_TASK OBJECTIVE_:
How many lines below hold the string "this"? Report that number alone.

_THE INPUT_:
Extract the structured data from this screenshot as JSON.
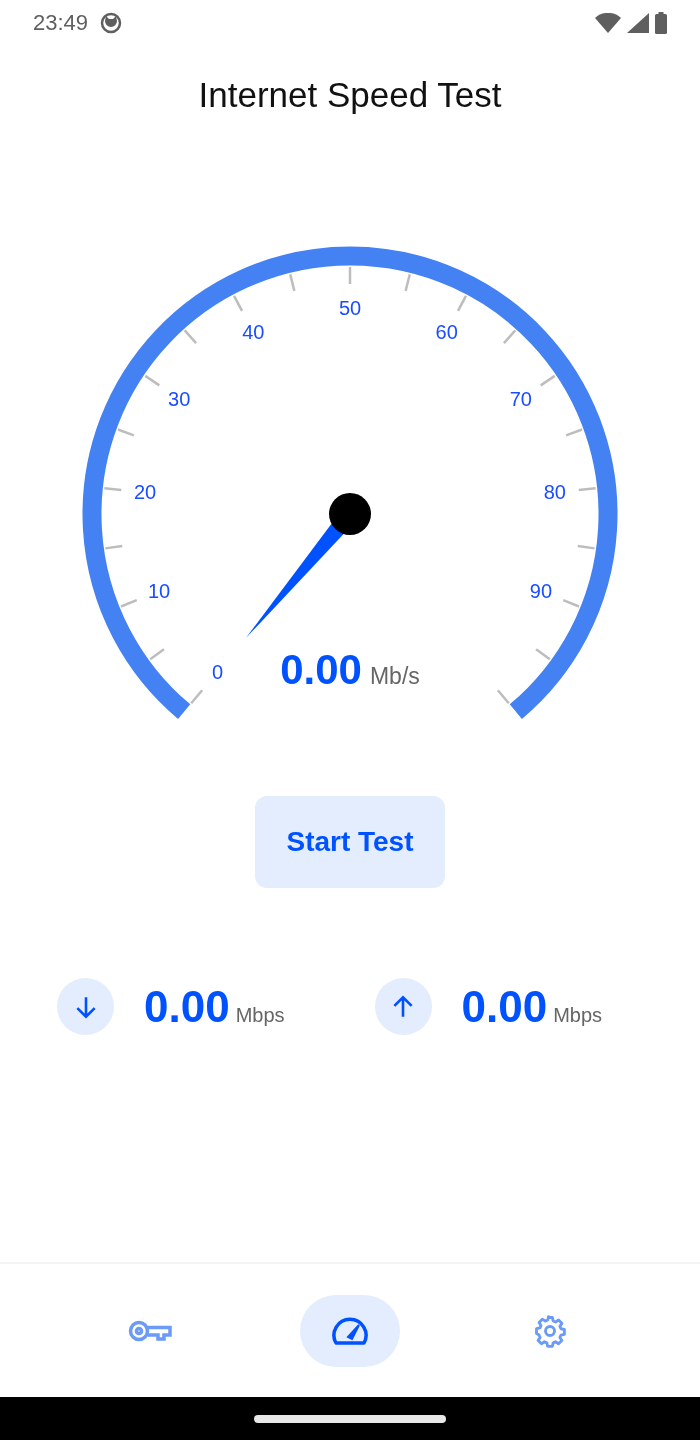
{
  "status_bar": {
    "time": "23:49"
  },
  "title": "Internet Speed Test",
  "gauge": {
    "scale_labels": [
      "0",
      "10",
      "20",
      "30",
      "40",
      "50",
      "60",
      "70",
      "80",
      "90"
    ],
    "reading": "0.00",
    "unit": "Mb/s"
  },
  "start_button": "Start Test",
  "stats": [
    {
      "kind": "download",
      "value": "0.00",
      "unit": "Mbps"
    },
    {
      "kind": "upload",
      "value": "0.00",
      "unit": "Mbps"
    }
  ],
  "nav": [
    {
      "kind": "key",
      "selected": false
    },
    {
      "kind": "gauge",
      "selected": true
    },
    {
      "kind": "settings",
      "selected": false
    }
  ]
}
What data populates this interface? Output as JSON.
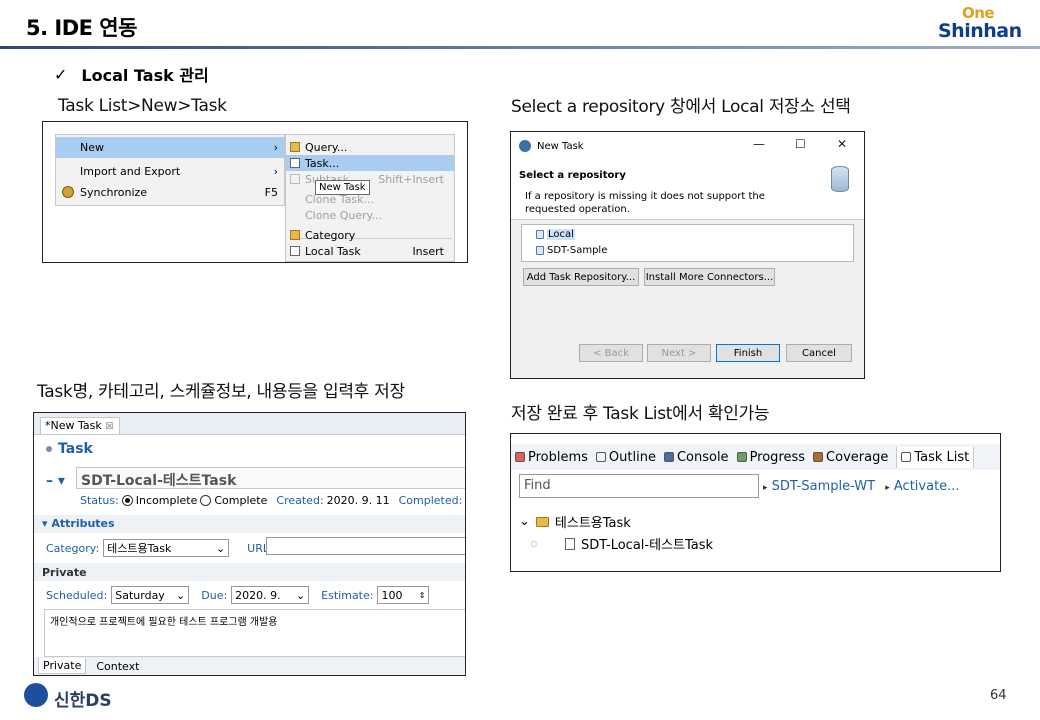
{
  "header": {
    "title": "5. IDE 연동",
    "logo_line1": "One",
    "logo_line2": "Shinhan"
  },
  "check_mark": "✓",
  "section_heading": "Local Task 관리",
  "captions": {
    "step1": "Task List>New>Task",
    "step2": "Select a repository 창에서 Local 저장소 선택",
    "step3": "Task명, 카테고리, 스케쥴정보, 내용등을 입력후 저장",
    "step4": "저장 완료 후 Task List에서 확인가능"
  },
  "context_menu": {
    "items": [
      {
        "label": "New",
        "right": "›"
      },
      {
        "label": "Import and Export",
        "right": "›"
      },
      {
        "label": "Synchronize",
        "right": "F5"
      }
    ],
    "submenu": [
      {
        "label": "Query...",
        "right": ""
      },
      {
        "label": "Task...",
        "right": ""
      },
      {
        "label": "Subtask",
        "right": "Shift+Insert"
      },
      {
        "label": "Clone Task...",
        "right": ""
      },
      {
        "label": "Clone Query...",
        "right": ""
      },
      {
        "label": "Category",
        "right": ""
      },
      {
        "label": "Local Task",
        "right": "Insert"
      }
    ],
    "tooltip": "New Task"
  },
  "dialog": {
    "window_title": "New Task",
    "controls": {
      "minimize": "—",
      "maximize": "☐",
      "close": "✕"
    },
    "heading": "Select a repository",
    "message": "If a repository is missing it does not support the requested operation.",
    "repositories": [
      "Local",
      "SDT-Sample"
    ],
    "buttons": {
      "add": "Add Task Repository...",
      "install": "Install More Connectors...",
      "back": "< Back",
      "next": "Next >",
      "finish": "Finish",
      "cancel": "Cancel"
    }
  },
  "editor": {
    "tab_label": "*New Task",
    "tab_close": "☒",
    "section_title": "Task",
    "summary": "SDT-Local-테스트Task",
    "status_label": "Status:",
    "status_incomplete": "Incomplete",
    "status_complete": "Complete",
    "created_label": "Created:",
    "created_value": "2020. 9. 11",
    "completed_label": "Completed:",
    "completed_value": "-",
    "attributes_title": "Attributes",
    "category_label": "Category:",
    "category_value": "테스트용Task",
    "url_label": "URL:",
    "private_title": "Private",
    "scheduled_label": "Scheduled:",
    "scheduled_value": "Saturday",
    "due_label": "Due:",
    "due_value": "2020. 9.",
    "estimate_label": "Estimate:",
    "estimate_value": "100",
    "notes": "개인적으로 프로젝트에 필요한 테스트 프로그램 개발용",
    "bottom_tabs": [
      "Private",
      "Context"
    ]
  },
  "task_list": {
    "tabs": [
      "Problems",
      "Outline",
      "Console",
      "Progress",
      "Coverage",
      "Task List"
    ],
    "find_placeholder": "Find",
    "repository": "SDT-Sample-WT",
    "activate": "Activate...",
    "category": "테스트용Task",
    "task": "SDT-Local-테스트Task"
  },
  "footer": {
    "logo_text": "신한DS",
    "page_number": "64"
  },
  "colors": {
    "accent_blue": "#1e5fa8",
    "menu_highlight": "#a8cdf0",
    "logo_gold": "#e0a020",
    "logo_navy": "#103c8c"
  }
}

_REPLY TO THE TASK_:
2